[Problem description] Please keep the images out and set down the data exactly as given.

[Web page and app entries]

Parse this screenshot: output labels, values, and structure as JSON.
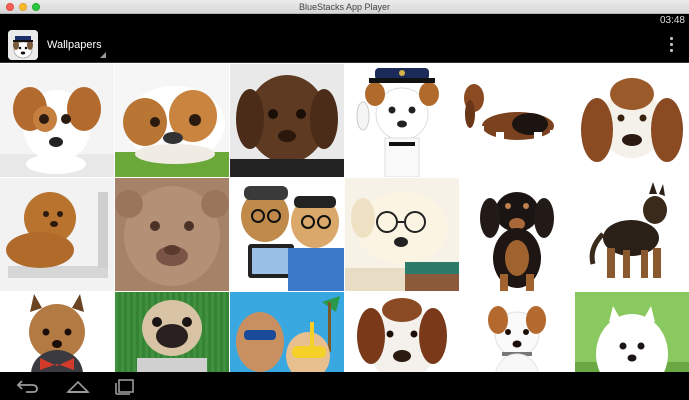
{
  "window": {
    "title": "BlueStacks App Player"
  },
  "status_bar": {
    "time": "03:48"
  },
  "app_bar": {
    "title": "Wallpapers",
    "menu_icon": "more-vert-icon"
  },
  "grid": {
    "tiles": [
      {
        "subject": "jack-russell-puppy-photo"
      },
      {
        "subject": "bulldog-on-grass-photo"
      },
      {
        "subject": "brown-labrador-puppy-photo"
      },
      {
        "subject": "jack-russell-police-hat-photo"
      },
      {
        "subject": "basset-hound-standing-photo"
      },
      {
        "subject": "basset-hound-lying-photo"
      },
      {
        "subject": "poodle-on-laptop-photo"
      },
      {
        "subject": "pitbull-closeup-photo"
      },
      {
        "subject": "dogs-selfie-glasses-photo"
      },
      {
        "subject": "labrador-glasses-books-photo"
      },
      {
        "subject": "dachshund-sitting-photo"
      },
      {
        "subject": "german-shepherd-standing-photo"
      },
      {
        "subject": "yorkshire-terrier-photo"
      },
      {
        "subject": "pug-on-grass-photo"
      },
      {
        "subject": "dogs-beach-goggles-photo"
      },
      {
        "subject": "saint-bernard-puppy-photo"
      },
      {
        "subject": "jack-russell-sitting-photo"
      },
      {
        "subject": "white-pomeranian-photo"
      }
    ]
  },
  "nav_bar": {
    "back": "back-icon",
    "home": "home-icon",
    "recents": "recents-icon"
  }
}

[Exercise response]
Parse this screenshot: output labels, values, and structure as JSON.
{
  "window": {
    "title": "BlueStacks App Player"
  },
  "status_bar": {
    "time": "03:48"
  },
  "app_bar": {
    "title": "Wallpapers",
    "menu_icon": "more-vert-icon"
  },
  "grid": {
    "tiles": [
      {
        "subject": "jack-russell-puppy-photo"
      },
      {
        "subject": "bulldog-on-grass-photo"
      },
      {
        "subject": "brown-labrador-puppy-photo"
      },
      {
        "subject": "jack-russell-police-hat-photo"
      },
      {
        "subject": "basset-hound-standing-photo"
      },
      {
        "subject": "basset-hound-lying-photo"
      },
      {
        "subject": "poodle-on-laptop-photo"
      },
      {
        "subject": "pitbull-closeup-photo"
      },
      {
        "subject": "dogs-selfie-glasses-photo"
      },
      {
        "subject": "labrador-glasses-books-photo"
      },
      {
        "subject": "dachshund-sitting-photo"
      },
      {
        "subject": "german-shepherd-standing-photo"
      },
      {
        "subject": "yorkshire-terrier-photo"
      },
      {
        "subject": "pug-on-grass-photo"
      },
      {
        "subject": "dogs-beach-goggles-photo"
      },
      {
        "subject": "saint-bernard-puppy-photo"
      },
      {
        "subject": "jack-russell-sitting-photo"
      },
      {
        "subject": "white-pomeranian-photo"
      }
    ]
  },
  "nav_bar": {
    "back": "back-icon",
    "home": "home-icon",
    "recents": "recents-icon"
  }
}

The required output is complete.